The environment of the SN1987A is quite complex but also very regularly structured. Detailed analyses of direct images taken under good seeing conditions (0.3—0.8 arcsec) from the European Southern Observatory (ESO)'s New Technology Telescope (NTT) show that there are two nebular loops within the 3 arcsec environment of the SN. The inner loop is elliptical in shape. The kinematics of this loop as revealed by spectroscopic data with a spectral resolving power λ/Δλ « 30 000 provide further clues for the three dimensional structure of these two loops. The data show that the overall structure of the nebulosity can be understood by an hourglass-shaped shell with significant mass enhancement on its equatorial plane. A diffuse nebulosity called Napoleon's Hat is observed at a distance of about 5 arcsec to the north of the SN. It showed little size evolution since the first observation on Aug. 1989, until it disappeared on Jan, 1992. The Napoleon's Hat nebula appears to be a bow-shock coming from an interaction between the supernova progenitor's stellar wind and the interstellar medium, as the supernova progenitor moved through the interstellar medium with a velocity of around 5 kms-1. On an even larger scale, there is a huge dark bay of size around 100 arcsec in diameter, we suggested that this bay was also formed by interactions between the supernova progenitor and the interstellar medium.
The narrow emission lines indicate that the electron density and temperature of the emission gas in the loops are steadily decreasing. However, the temperatures inferred from the [OIII] nebular lines remained persistently higher than 2 × 104
K. They were around 104
−3 and 2 × 104
K on Aug. 30, 1990. In addition, a global difference in the electron density of the two major axis of the inner loop is observed in the images and spectra taken five years after the supernova explosion. We have also studied the two neighboring stars surrounding the supernova.
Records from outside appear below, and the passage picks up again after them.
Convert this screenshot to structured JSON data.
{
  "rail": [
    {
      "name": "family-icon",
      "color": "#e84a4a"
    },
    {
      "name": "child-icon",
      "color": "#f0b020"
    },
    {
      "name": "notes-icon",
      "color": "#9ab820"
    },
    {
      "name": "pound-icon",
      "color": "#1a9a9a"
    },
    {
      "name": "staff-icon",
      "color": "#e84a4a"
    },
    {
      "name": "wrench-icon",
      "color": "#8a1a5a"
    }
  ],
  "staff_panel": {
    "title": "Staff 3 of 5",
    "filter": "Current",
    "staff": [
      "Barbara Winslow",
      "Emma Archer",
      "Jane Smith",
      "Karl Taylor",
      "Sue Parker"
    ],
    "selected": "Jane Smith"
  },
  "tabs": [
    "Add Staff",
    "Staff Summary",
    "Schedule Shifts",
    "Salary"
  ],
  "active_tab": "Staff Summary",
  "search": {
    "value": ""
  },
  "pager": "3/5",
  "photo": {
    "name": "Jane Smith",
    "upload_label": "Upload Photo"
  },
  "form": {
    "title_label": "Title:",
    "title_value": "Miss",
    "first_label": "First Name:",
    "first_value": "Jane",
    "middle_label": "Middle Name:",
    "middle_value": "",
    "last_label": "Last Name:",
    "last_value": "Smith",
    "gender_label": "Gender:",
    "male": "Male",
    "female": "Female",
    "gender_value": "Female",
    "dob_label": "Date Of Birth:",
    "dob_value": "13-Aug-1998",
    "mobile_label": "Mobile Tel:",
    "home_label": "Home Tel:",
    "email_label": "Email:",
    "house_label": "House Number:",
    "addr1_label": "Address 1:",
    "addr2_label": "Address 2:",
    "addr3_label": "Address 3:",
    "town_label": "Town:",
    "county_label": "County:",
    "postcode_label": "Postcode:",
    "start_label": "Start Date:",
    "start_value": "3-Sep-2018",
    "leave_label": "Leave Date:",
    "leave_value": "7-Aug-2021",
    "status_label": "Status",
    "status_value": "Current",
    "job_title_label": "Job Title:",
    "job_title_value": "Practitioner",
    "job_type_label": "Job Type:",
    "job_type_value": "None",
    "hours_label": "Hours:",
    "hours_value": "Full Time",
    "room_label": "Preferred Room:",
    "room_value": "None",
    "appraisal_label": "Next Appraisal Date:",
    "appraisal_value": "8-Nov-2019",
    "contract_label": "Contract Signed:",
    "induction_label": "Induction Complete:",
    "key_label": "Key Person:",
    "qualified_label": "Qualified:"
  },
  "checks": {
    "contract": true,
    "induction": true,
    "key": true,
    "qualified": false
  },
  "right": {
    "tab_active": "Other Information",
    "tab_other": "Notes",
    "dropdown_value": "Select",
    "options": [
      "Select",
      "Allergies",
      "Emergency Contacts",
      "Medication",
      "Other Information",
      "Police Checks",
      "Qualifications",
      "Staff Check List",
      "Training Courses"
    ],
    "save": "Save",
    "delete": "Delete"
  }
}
We find that star 2 is a B star with Hα and Hβ emission lines.
The supernova circumstellar nebulosity is remarkably similar to certain types of planetary nebula, e.g. NGC2392. Asymmetric wind interaction models for the formation of planetary nebula are applied to produce a model in the form of an hourglass shaped shell. This model invokes both a slow wind while the star was in its red supergiant phase and a fast wind during the later blue supergiant stage before explosion. Although such wind interaction models fit the observed nebular structures satisfactorily, they are so idealized that they tell us little about the origin of the seed asymmetry or the amount of seed asymmetry needed to produce the observed real nebula.